__WORK REQUEST__: All records after this line are to be returned verbatim.

(Web page and app entries)
• • •
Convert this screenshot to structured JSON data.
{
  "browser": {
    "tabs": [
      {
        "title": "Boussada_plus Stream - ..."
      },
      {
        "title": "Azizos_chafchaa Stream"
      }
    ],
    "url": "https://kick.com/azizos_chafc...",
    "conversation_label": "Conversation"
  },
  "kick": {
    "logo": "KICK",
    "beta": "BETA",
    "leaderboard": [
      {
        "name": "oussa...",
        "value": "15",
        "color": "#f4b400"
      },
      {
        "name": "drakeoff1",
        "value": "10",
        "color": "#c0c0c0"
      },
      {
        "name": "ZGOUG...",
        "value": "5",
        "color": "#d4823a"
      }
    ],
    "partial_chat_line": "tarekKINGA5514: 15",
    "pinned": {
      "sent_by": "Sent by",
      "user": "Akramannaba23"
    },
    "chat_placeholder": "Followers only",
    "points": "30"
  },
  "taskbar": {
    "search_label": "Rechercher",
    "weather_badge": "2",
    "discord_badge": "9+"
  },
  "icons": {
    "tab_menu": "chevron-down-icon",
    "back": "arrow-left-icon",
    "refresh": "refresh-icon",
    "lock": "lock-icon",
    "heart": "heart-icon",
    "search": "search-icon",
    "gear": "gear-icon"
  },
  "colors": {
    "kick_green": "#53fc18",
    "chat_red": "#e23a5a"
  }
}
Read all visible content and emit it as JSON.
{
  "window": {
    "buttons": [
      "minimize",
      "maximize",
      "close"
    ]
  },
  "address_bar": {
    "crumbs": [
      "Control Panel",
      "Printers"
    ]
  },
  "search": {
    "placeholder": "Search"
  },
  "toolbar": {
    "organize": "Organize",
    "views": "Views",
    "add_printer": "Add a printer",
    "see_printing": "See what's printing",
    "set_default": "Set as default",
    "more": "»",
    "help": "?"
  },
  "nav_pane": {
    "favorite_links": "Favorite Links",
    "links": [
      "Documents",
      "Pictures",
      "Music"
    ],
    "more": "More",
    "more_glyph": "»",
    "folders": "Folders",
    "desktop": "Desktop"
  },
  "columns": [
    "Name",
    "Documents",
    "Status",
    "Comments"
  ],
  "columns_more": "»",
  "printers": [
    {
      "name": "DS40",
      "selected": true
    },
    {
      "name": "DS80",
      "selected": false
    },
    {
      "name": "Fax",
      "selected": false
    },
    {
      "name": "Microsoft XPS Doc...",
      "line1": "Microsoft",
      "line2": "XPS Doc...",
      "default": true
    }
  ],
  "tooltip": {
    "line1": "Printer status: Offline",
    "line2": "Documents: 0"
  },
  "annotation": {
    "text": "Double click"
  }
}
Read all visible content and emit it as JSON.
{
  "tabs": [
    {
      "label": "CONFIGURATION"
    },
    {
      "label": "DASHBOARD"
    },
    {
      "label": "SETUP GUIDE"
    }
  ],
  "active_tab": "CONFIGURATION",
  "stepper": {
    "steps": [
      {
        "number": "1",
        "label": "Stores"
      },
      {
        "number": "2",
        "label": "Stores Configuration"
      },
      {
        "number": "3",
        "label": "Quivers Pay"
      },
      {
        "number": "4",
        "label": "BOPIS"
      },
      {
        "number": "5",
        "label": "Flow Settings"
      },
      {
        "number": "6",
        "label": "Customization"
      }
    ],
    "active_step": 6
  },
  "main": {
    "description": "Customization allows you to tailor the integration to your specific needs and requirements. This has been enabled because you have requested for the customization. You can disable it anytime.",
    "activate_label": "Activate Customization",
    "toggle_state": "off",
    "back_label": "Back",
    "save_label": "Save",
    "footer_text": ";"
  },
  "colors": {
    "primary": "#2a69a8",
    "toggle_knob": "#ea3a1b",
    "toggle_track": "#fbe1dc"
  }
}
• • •
__ANSWER TO THIS TASK__:
Convert this screenshot to structured JSON data.
{
  "browser": {
    "tabs": [
      {
        "title": "Boussada_plus Stream - ..."
      },
      {
        "title": "Azizos_chafchaa Stream"
      }
    ],
    "url": "https://kick.com/azizos_chafc...",
    "conversation_label": "Conversation"
  },
  "kick": {
    "logo": "KICK",
    "beta": "BETA",
    "leaderboard": [
      {
        "name": "oussa...",
        "value": "15",
        "color": "#f4b400"
      },
      {
        "name": "drakeoff1",
        "value": "10",
        "color": "#c0c0c0"
      },
      {
        "name": "ZGOUG...",
        "value": "5",
        "color": "#d4823a"
      }
    ],
    "partial_chat_line": "tarekKINGA5514: 15",
    "pinned": {
      "sent_by": "Sent by",
      "user": "Akramannaba23"
    },
    "chat_placeholder": "Followers only",
    "points": "30"
  },
  "taskbar": {
    "search_label": "Rechercher",
    "weather_badge": "2",
    "discord_badge": "9+"
  },
  "icons": {
    "tab_menu": "chevron-down-icon",
    "back": "arrow-left-icon",
    "refresh": "refresh-icon",
    "lock": "lock-icon",
    "heart": "heart-icon",
    "search": "search-icon",
    "gear": "gear-icon"
  },
  "colors": {
    "kick_green": "#53fc18",
    "chat_red": "#e23a5a"
  }
}
Read all visible content and emit it as JSON.
{
  "window": {
    "buttons": [
      "minimize",
      "maximize",
      "close"
    ]
  },
  "address_bar": {
    "crumbs": [
      "Control Panel",
      "Printers"
    ]
  },
  "search": {
    "placeholder": "Search"
  },
  "toolbar": {
    "organize": "Organize",
    "views": "Views",
    "add_printer": "Add a printer",
    "see_printing": "See what's printing",
    "set_default": "Set as default",
    "more": "»",
    "help": "?"
  },
  "nav_pane": {
    "favorite_links": "Favorite Links",
    "links": [
      "Documents",
      "Pictures",
      "Music"
    ],
    "more": "More",
    "more_glyph": "»",
    "folders": "Folders",
    "desktop": "Desktop"
  },
  "columns": [
    "Name",
    "Documents",
    "Status",
    "Comments"
  ],
  "columns_more": "»",
  "printers": [
    {
      "name": "DS40",
      "selected": true
    },
    {
      "name": "DS80",
      "selected": false
    },
    {
      "name": "Fax",
      "selected": false
    },
    {
      "name": "Microsoft XPS Doc...",
      "line1": "Microsoft",
      "line2": "XPS Doc...",
      "default": true
    }
  ],
  "tooltip": {
    "line1": "Printer status: Offline",
    "line2": "Documents: 0"
  },
  "annotation": {
    "text": "Double click"
  }
}
Read all visible content and emit it as JSON.
{
  "tabs": [
    {
      "label": "CONFIGURATION"
    },
    {
      "label": "DASHBOARD"
    },
    {
      "label": "SETUP GUIDE"
    }
  ],
  "active_tab": "CONFIGURATION",
  "stepper": {
    "steps": [
      {
        "number": "1",
        "label": "Stores"
      },
      {
        "number": "2",
        "label": "Stores Configuration"
      },
      {
        "number": "3",
        "label": "Quivers Pay"
      },
      {
        "number": "4",
        "label": "BOPIS"
      },
      {
        "number": "5",
        "label": "Flow Settings"
      },
      {
        "number": "6",
        "label": "Customization"
      }
    ],
    "active_step": 6
  },
  "main": {
    "description": "Customization allows you to tailor the integration to your specific needs and requirements. This has been enabled because you have requested for the customization. You can disable it anytime.",
    "activate_label": "Activate Customization",
    "toggle_state": "off",
    "back_label": "Back",
    "save_label": "Save",
    "footer_text": ";"
  },
  "colors": {
    "primary": "#2a69a8",
    "toggle_knob": "#ea3a1b",
    "toggle_track": "#fbe1dc"
  }
}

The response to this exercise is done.